The condition that the total supply must equal the total demand merely requires that the system be in balance. To demonstrate the modified solution method for the transportation problem, the author used a transportation simplex tableau shown in Figure 6.2 Figure 6.2 Format of transportation simplex tableau.

Implementation of the transportation simplex method proceeds as follows:

1. Initialization step: Construct an initial basic feasible solution. Go to the optimality test.

2. Iterative step:

– Determine the entering basic variable. Select the non-basic variable xij having the largest (in absolute terms) negative value of ( cij−ui−vj ).  —– Determine the leaving basic variable. Identify the chain reaction required to retain feasibility when the entering basic variable is increased. From among the donor cells, select the basic variable having the smallest value.

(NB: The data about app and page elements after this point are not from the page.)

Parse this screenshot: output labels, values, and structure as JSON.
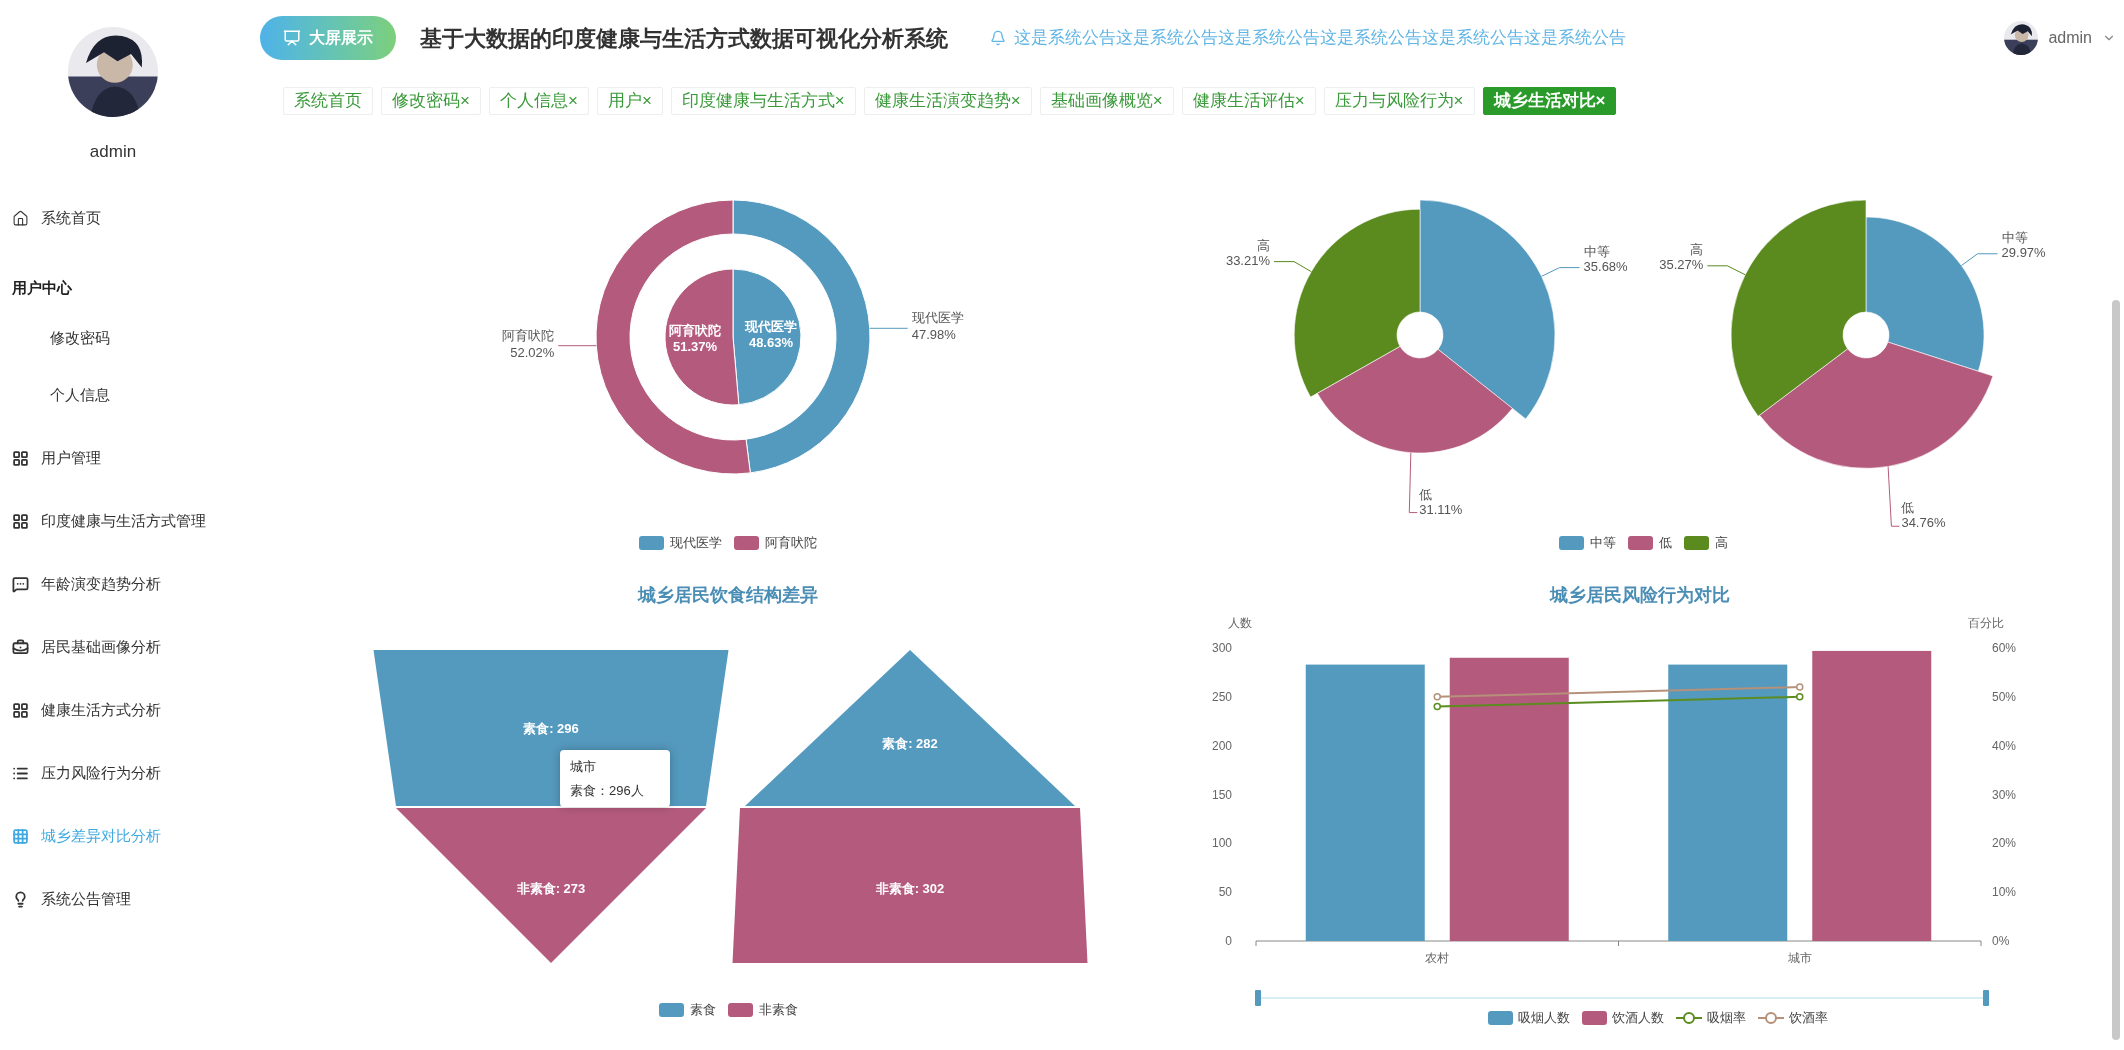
{
  "sidebar": {
    "user_name": "admin",
    "items": [
      {
        "kind": "link",
        "label": "系统首页",
        "selected": false
      },
      {
        "kind": "group",
        "label": "用户中心",
        "children": [
          {
            "label": "修改密码",
            "selected": false
          },
          {
            "label": "个人信息",
            "selected": false
          }
        ]
      },
      {
        "kind": "link",
        "label": "用户管理",
        "selected": false
      },
      {
        "kind": "link",
        "label": "印度健康与生活方式管理",
        "selected": false
      },
      {
        "kind": "link",
        "label": "年龄演变趋势分析",
        "selected": false
      },
      {
        "kind": "link",
        "label": "居民基础画像分析",
        "selected": false
      },
      {
        "kind": "link",
        "label": "健康生活方式分析",
        "selected": false
      },
      {
        "kind": "link",
        "label": "压力风险行为分析",
        "selected": false
      },
      {
        "kind": "link",
        "label": "城乡差异对比分析",
        "selected": true
      },
      {
        "kind": "link",
        "label": "系统公告管理",
        "selected": false
      }
    ]
  },
  "header": {
    "big_screen_button": "大屏展示",
    "title": "基于大数据的印度健康与生活方式数据可视化分析系统",
    "notice": "这是系统公告这是系统公告这是系统公告这是系统公告这是系统公告这是系统公告",
    "user_name": "admin"
  },
  "tabs": [
    {
      "label": "系统首页",
      "selected": false
    },
    {
      "label": "修改密码",
      "close": "×",
      "selected": false
    },
    {
      "label": "个人信息",
      "close": "×",
      "selected": false
    },
    {
      "label": "用户",
      "close": "×",
      "selected": false
    },
    {
      "label": "印度健康与生活方式",
      "close": "×",
      "selected": false
    },
    {
      "label": "健康生活演变趋势",
      "close": "×",
      "selected": false
    },
    {
      "label": "基础画像概览",
      "close": "×",
      "selected": false
    },
    {
      "label": "健康生活评估",
      "close": "×",
      "selected": false
    },
    {
      "label": "压力与风险行为",
      "close": "×",
      "selected": false
    },
    {
      "label": "城乡生活对比",
      "close": "×",
      "selected": true
    }
  ],
  "medicine_chart": {
    "chart_data": {
      "type": "donut",
      "categories": [
        "现代医学",
        "阿育吠陀"
      ],
      "colors": [
        "#5499be",
        "#b45b7d"
      ],
      "data_labels": true,
      "series": [
        {
          "values": [
            48.63,
            51.37
          ],
          "value_labels": [
            "48.63%",
            "51.37%"
          ]
        },
        {
          "values": [
            47.98,
            52.02
          ],
          "value_labels": [
            "47.98%",
            "52.02%"
          ]
        }
      ]
    }
  },
  "level_charts": {
    "charts": [
      {
        "chart_data": {
          "type": "donut",
          "categories": [
            "中等",
            "低",
            "高"
          ],
          "colors": [
            "#5499be",
            "#b45b7d",
            "#5b8a1e"
          ],
          "values": [
            35.68,
            31.11,
            33.21
          ],
          "value_labels": [
            "35.68%",
            "31.11%",
            "33.21%"
          ]
        }
      },
      {
        "chart_data": {
          "type": "donut",
          "categories": [
            "中等",
            "低",
            "高"
          ],
          "colors": [
            "#5499be",
            "#b45b7d",
            "#5b8a1e"
          ],
          "values": [
            29.97,
            34.76,
            35.27
          ],
          "value_labels": [
            "29.97%",
            "34.76%",
            "35.27%"
          ]
        }
      }
    ],
    "legend": [
      {
        "label": "中等",
        "color": "#5499be"
      },
      {
        "label": "低",
        "color": "#b45b7d"
      },
      {
        "label": "高",
        "color": "#5b8a1e"
      }
    ]
  },
  "diet_chart": {
    "title": "城乡居民饮食结构差异",
    "funnels": [
      {
        "kind": "funnel",
        "segments": [
          {
            "label": "素食: 296",
            "color": "#5499be"
          },
          {
            "label": "非素食: 273",
            "color": "#b45b7d"
          }
        ]
      },
      {
        "kind": "pyramid",
        "segments": [
          {
            "label": "素食: 282",
            "color": "#5499be"
          },
          {
            "label": "非素食: 302",
            "color": "#b45b7d"
          }
        ]
      }
    ],
    "tooltip": {
      "title": "城市",
      "line": "素食：296人"
    },
    "legend": [
      {
        "label": "素食",
        "color": "#5499be"
      },
      {
        "label": "非素食",
        "color": "#b45b7d"
      }
    ]
  },
  "risk_chart": {
    "title": "城乡居民风险行为对比",
    "chart_data": {
      "type": "bar",
      "categories": [
        "农村",
        "城市"
      ],
      "ylabel": "人数",
      "ylim": [
        0,
        300
      ],
      "yticks": [
        0,
        50,
        100,
        150,
        200,
        250,
        300
      ],
      "y2label": "百分比",
      "y2lim": [
        0,
        60
      ],
      "y2ticks": [
        {
          "value": 0,
          "label": "0%"
        },
        {
          "value": 10,
          "label": "10%"
        },
        {
          "value": 20,
          "label": "20%"
        },
        {
          "value": 30,
          "label": "30%"
        },
        {
          "value": 40,
          "label": "40%"
        },
        {
          "value": 50,
          "label": "50%"
        },
        {
          "value": 60,
          "label": "60%"
        }
      ],
      "series": [
        {
          "name": "吸烟人数",
          "type": "bar",
          "color": "#5499be",
          "values": [
            283,
            283
          ]
        },
        {
          "name": "饮酒人数",
          "type": "bar",
          "color": "#b45b7d",
          "values": [
            290,
            297
          ]
        },
        {
          "name": "吸烟率",
          "type": "line",
          "axis": "y2",
          "marker": "o",
          "color": "#5b8c1f",
          "values": [
            48,
            50
          ]
        },
        {
          "name": "饮酒率",
          "type": "line",
          "axis": "y2",
          "marker": "o",
          "color": "#b5917a",
          "values": [
            50,
            52
          ]
        }
      ]
    }
  }
}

– Determine the new basic feasible solution. Add the value of the leaving basic variable to the allocation for each recipient cell. Subtract this value from the allocation for each donor cell.

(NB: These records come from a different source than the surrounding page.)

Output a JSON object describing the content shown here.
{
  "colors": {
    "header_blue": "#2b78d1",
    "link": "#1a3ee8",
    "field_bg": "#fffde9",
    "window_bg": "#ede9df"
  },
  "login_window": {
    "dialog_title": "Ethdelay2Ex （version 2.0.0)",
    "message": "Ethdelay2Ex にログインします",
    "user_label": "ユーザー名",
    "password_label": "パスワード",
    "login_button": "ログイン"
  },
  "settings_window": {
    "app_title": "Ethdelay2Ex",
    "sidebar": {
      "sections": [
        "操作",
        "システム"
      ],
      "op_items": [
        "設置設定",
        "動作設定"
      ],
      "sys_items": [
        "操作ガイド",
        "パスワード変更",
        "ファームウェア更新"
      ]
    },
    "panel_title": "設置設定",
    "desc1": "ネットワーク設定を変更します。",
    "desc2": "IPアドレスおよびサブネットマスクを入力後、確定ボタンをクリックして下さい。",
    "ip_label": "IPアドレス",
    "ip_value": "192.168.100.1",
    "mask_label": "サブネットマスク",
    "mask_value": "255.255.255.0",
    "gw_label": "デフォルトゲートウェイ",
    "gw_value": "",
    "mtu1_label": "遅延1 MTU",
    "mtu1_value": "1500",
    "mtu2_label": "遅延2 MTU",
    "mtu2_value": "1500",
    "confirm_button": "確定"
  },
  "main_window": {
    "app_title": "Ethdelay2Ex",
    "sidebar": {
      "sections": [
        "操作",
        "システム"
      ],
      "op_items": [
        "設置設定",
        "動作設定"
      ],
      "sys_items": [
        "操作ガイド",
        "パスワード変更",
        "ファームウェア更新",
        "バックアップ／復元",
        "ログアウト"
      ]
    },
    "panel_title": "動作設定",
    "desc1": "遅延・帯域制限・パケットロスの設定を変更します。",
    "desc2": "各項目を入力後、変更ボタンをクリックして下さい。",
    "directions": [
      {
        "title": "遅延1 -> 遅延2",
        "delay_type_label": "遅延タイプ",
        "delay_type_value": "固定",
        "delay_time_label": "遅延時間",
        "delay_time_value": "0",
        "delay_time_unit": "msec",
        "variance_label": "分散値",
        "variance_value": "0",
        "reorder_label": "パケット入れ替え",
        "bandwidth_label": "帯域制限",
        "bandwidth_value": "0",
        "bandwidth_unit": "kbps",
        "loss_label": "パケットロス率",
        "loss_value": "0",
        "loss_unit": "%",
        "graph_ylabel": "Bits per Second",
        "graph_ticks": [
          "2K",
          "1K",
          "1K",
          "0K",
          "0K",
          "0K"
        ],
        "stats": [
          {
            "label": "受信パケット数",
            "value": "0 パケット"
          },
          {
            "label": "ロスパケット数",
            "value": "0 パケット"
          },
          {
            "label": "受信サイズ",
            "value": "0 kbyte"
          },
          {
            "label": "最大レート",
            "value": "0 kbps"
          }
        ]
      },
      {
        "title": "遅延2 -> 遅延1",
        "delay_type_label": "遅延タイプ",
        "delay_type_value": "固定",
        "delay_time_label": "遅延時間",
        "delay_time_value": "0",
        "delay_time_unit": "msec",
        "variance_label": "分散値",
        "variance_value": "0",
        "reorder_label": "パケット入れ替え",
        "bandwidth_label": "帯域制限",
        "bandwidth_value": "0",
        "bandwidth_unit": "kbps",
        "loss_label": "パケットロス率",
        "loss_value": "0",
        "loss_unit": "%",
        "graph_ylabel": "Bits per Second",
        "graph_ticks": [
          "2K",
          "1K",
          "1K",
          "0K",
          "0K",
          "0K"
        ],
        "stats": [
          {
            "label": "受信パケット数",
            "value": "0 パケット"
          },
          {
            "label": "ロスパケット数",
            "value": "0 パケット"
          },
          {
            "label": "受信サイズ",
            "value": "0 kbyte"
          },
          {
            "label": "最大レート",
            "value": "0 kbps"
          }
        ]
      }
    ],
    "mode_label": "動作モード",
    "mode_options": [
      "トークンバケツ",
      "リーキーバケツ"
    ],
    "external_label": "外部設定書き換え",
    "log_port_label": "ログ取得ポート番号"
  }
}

3. Optimality test: Derive the ui and vj by selecting the row having the largest number of allocations and setting its ui =0 and then solving the set of equations cij = ui + vj for each (i, j) such that xij is basic. If (cij − ui − vj) ≥ 0 for every (i, j) such that xij is non-basic, then the current solution is optimal, so stop. Otherwise, go back to step 2.

Network representations are widely used in distribution, project planning, facilities location resource management, and financial planning. A network representation provides the most powerful visual and conceptual aid for describing the relationships between the components of systems. A network consists of a set of points and a set of lines connecting certain pairs of the points which are called nodes. The lines are called arcs. Arcs are labeled by naming the nodes at either end; AB is the arc between nodes A and B. The arcs of a network may have a flow of some type through them. If flow through an arc is allowed only in one direction, the arc is said to be a directed arc. If the flow through an arc is allowed in both directions, the arc is said to be an undirected arc. A network that has only directed arcs is called a directed network. If all of its arcs are undirected, the network is said to be an undirected network. A network with a mixture of directed and undirected arcs can be converted into a directed network by replacing each undirected arc by a pair of directed arcs in opposite directions. When two nodes are not connected by an arc, they may be connected by a path that is define as a sequence of distinct arcs connecting these nodes. When some or all of the arcs in the network are directed arcs, we then distinguish between directed paths and undirected paths. A directed path from node i to node j is a sequence of connecting arcs whose direction is toward node j, so that flow from node I to node j along this path is feasible. An undirected path from node i to node j is a sequence of connecting arcs whose direction can be either toward or away from node j. To illustrate these definitions Figure 6.3 shows a typical directed network. Figure 6.3 Example of a directed network.

Reporter’s Own Thoughts

I think the optimization method is one of the methods that have so many tools for the analyst to choose them according to the specific type of problem they trying to solve. I summarize the basic and some procedure of the tools but did not include the example which will make the explanation easier to understand but if you are interesting the example from the book is quite interesting.